The Fogginess of War
While politicians debate, the troops pack up and head off
It is one of many adjustments that Odierno anticipates in the months ahead. Some will come from, as they say, above his pay grade, including recommendations expected next month from the bipartisan Iraq Study Group headed by former Secretary of State James Baker and former Democratic Congressman Lee Hamilton. The chairman of the Joint Chiefs of Staff, Gen. Peter Pace, also has convened a commission of military commanders to look into new strategies. According to U.S. News sources, the commission is examining, for example, ways to provide support to local leaders in the face of continued Iraqi government failure to deliver on promises of resources, particularly in Sunni areas. Abizaid testified that commanders are also looking into possibilities of both troop surges and phased troop withdrawals. These outcomes "are hard to predict-and have so many implications," says Odierno. The operational portion of his job, he adds, hinges on "what we are going to decide to do politically-and what the Iraqis want to do politically."

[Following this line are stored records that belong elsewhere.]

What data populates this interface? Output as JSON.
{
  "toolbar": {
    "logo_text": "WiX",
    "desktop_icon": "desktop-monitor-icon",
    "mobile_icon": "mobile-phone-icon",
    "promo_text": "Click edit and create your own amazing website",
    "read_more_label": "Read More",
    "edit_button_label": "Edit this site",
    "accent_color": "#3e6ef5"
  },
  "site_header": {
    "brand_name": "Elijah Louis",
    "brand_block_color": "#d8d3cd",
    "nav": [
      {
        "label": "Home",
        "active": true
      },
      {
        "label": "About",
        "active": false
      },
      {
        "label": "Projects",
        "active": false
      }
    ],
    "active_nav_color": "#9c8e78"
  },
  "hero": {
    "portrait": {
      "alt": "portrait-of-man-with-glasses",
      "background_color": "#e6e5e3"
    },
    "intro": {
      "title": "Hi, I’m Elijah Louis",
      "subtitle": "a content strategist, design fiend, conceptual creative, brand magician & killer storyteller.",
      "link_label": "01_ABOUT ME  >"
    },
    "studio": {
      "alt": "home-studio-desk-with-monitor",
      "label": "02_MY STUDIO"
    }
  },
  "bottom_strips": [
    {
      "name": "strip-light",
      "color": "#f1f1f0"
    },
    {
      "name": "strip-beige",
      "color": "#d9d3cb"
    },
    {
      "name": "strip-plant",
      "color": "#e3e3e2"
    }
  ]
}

And perhaps the biggest political factor of all is time. During testimony last week, Abizaid was asked how much time remained until violence in Iraq reached the tipping point, beyond the control of the Iraqi government. He answered "four to six months." It seems, another congressman later quipped, "that we're always hearing that the next few months are critical."

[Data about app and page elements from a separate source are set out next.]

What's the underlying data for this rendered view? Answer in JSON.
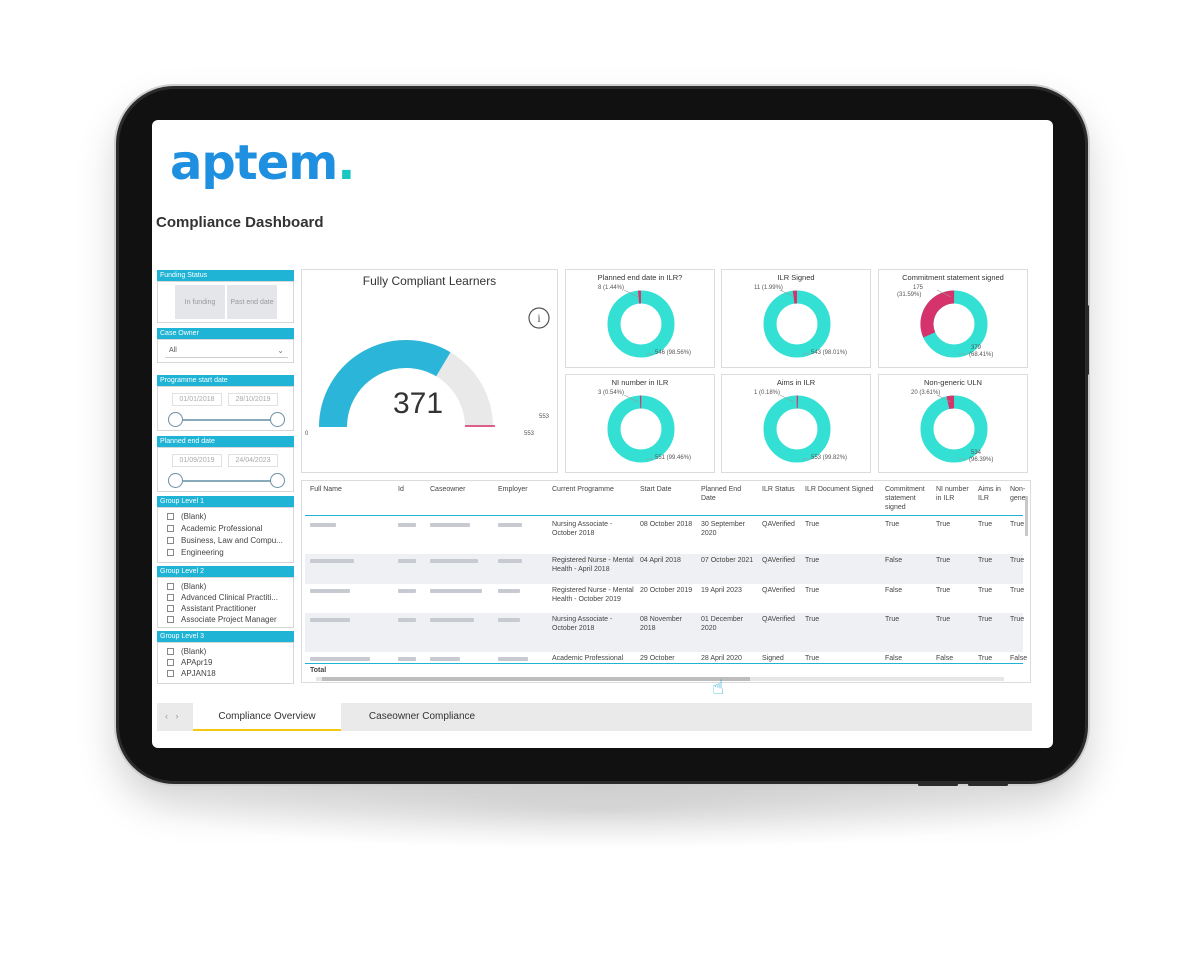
{
  "brand": {
    "logo_main": "aptem",
    "logo_dot": "."
  },
  "page_title": "Compliance Dashboard",
  "slicers": {
    "funding_status": {
      "title": "Funding Status",
      "options": [
        "In funding",
        "Past end date"
      ]
    },
    "case_owner": {
      "title": "Case Owner",
      "selected": "All"
    },
    "programme_start_date": {
      "title": "Programme start date",
      "from": "01/01/2018",
      "to": "28/10/2019"
    },
    "planned_end_date": {
      "title": "Planned end date",
      "from": "01/09/2019",
      "to": "24/04/2023"
    },
    "group_level_1": {
      "title": "Group Level 1",
      "items": [
        "(Blank)",
        "Academic Professional",
        "Business, Law and Compu...",
        "Engineering"
      ]
    },
    "group_level_2": {
      "title": "Group Level 2",
      "items": [
        "(Blank)",
        "Advanced Clinical Practiti...",
        "Assistant Practitioner",
        "Associate Project Manager"
      ]
    },
    "group_level_3": {
      "title": "Group Level 3",
      "items": [
        "(Blank)",
        "APApr19",
        "APJAN18"
      ]
    }
  },
  "gauge": {
    "title": "Fully Compliant Learners",
    "value": 371,
    "value_text": "371",
    "min_text": "0",
    "max": 553,
    "max_text": "553",
    "target_text": "553",
    "info_icon": "info-icon",
    "fill_color": "#2bb5d8",
    "track_color": "#e9e9e9"
  },
  "donuts": [
    {
      "title": "Planned end date in ILR?",
      "minor_label": "8 (1.44%)",
      "major_label": "546 (98.56%)",
      "minor_fraction": 0.0144,
      "minor_color": "#d6336c",
      "major_color": "#34e0d4"
    },
    {
      "title": "ILR Signed",
      "minor_label": "11 (1.99%)",
      "major_label": "543 (98.01%)",
      "minor_fraction": 0.0199,
      "minor_color": "#d6336c",
      "major_color": "#34e0d4"
    },
    {
      "title": "Commitment statement signed",
      "minor_label_top": "175",
      "minor_label_bottom": "(31.59%)",
      "major_label_top": "379",
      "major_label_bottom": "(68.41%)",
      "minor_fraction": 0.3159,
      "minor_color": "#d6336c",
      "major_color": "#34e0d4"
    },
    {
      "title": "NI number in ILR",
      "minor_label": "3 (0.54%)",
      "major_label": "551 (99.46%)",
      "minor_fraction": 0.0054,
      "minor_color": "#d6336c",
      "major_color": "#34e0d4"
    },
    {
      "title": "Aims in ILR",
      "minor_label": "1 (0.18%)",
      "major_label": "553 (99.82%)",
      "minor_fraction": 0.0018,
      "minor_color": "#d6336c",
      "major_color": "#34e0d4"
    },
    {
      "title": "Non-generic ULN",
      "minor_label": "20 (3.61%)",
      "major_label_top": "534",
      "major_label_bottom": "(96.39%)",
      "minor_fraction": 0.0361,
      "minor_color": "#d6336c",
      "major_color": "#34e0d4"
    }
  ],
  "table": {
    "columns": [
      "Full Name",
      "Id",
      "Caseowner",
      "Employer",
      "Current Programme",
      "Start Date",
      "Planned End Date",
      "ILR Status",
      "ILR Document Signed",
      "Commitment statement signed",
      "NI number in ILR",
      "Aims in ILR",
      "Non-generic"
    ],
    "rows": [
      {
        "programme": "Nursing Associate - October 2018",
        "start": "08 October 2018",
        "end": "30 September 2020",
        "ilr_status": "QAVerified",
        "ilr_doc": "True",
        "commitment": "True",
        "ni": "True",
        "aims": "True",
        "uln": "True"
      },
      {
        "programme": "Registered Nurse - Mental Health - April 2018",
        "start": "04 April 2018",
        "end": "07 October 2021",
        "ilr_status": "QAVerified",
        "ilr_doc": "True",
        "commitment": "False",
        "ni": "True",
        "aims": "True",
        "uln": "True"
      },
      {
        "programme": "Registered Nurse - Mental Health - October 2019",
        "start": "20 October 2019",
        "end": "19 April 2023",
        "ilr_status": "QAVerified",
        "ilr_doc": "True",
        "commitment": "False",
        "ni": "True",
        "aims": "True",
        "uln": "True"
      },
      {
        "programme": "Nursing Associate - October 2018",
        "start": "08 November 2018",
        "end": "01 December 2020",
        "ilr_status": "QAVerified",
        "ilr_doc": "True",
        "commitment": "True",
        "ni": "True",
        "aims": "True",
        "uln": "True"
      },
      {
        "programme": "Academic Professional",
        "start": "29 October",
        "end": "28 April 2020",
        "ilr_status": "Signed",
        "ilr_doc": "True",
        "commitment": "False",
        "ni": "False",
        "aims": "True",
        "uln": "False"
      }
    ],
    "total_label": "Total"
  },
  "tabs": {
    "prev": "‹",
    "next": "›",
    "items": [
      "Compliance Overview",
      "Caseowner Compliance"
    ],
    "active_index": 0
  },
  "accent": {
    "slicer_header": "#1fb3d6",
    "tab_underline": "#f2c811"
  }
}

But for few is that more true than soldiers at Fort Hood, where for the past three months the post gymnasium at the largest military base in the country has been the site of tearful and tough goodbyes as soldiers prepare to leave their families for one year-and joyful reunions as soldiers from the division they are replacing, the 4th Infantry Division, return home.
Maj. Joe Edstrom is on his way to Baghdad, his second tour there. He is headed to a country he knows is "drastically different" from the one he left 16 months ago. And he is leaving one that has changed, too. Edstrom's wife, Tina, 29, worries about "all of the negativity" surrounding the war, particularly these days. But he adds, as conditions have become more dire since his first tour, "I feel more of a drive of purpose." His wife looks at him as she gently rocks her toddler. "He's very brave," she says. "But that doesn't mean it's not heartbreaking when he leaves and [that] you don't suffer for it. Your husband comes back a different person. And you're a different person."

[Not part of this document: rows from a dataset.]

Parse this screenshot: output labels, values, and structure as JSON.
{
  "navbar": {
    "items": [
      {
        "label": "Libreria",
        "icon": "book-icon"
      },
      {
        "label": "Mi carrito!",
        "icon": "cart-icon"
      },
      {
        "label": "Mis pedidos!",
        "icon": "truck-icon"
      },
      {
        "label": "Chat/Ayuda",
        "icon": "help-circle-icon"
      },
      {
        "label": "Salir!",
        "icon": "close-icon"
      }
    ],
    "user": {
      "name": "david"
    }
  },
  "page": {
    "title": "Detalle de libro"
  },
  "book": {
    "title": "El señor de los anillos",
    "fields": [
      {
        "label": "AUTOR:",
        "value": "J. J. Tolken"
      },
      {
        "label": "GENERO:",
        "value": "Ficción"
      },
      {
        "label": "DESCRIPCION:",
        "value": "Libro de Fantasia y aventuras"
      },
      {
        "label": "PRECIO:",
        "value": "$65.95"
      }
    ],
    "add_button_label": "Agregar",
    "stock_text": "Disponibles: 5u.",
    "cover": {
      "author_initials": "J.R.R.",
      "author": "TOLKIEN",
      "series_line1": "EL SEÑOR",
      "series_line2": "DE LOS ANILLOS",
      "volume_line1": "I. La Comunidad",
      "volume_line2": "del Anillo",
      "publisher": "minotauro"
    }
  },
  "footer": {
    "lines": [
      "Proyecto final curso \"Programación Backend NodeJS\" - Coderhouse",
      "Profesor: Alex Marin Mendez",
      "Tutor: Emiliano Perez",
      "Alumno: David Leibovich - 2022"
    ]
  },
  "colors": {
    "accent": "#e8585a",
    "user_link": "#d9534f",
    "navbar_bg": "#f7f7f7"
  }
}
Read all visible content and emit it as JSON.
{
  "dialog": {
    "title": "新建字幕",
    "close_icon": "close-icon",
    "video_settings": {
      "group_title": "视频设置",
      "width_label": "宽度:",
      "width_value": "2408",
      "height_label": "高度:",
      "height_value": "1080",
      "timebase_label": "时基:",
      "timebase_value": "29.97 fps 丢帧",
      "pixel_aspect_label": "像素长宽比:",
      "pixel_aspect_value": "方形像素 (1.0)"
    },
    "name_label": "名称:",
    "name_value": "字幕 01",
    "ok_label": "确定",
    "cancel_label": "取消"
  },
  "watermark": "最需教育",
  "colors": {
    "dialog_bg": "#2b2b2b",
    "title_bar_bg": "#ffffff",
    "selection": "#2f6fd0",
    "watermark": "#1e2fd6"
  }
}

Across the gym, Sgt. 1st Class Ricardo Padron, a military intelligence specialist, is sitting on the gym bleachers alone, his mind, he says, already on another place. Padron has served in Haiti, Iraq, and Afghanistan, where he nearly lost 2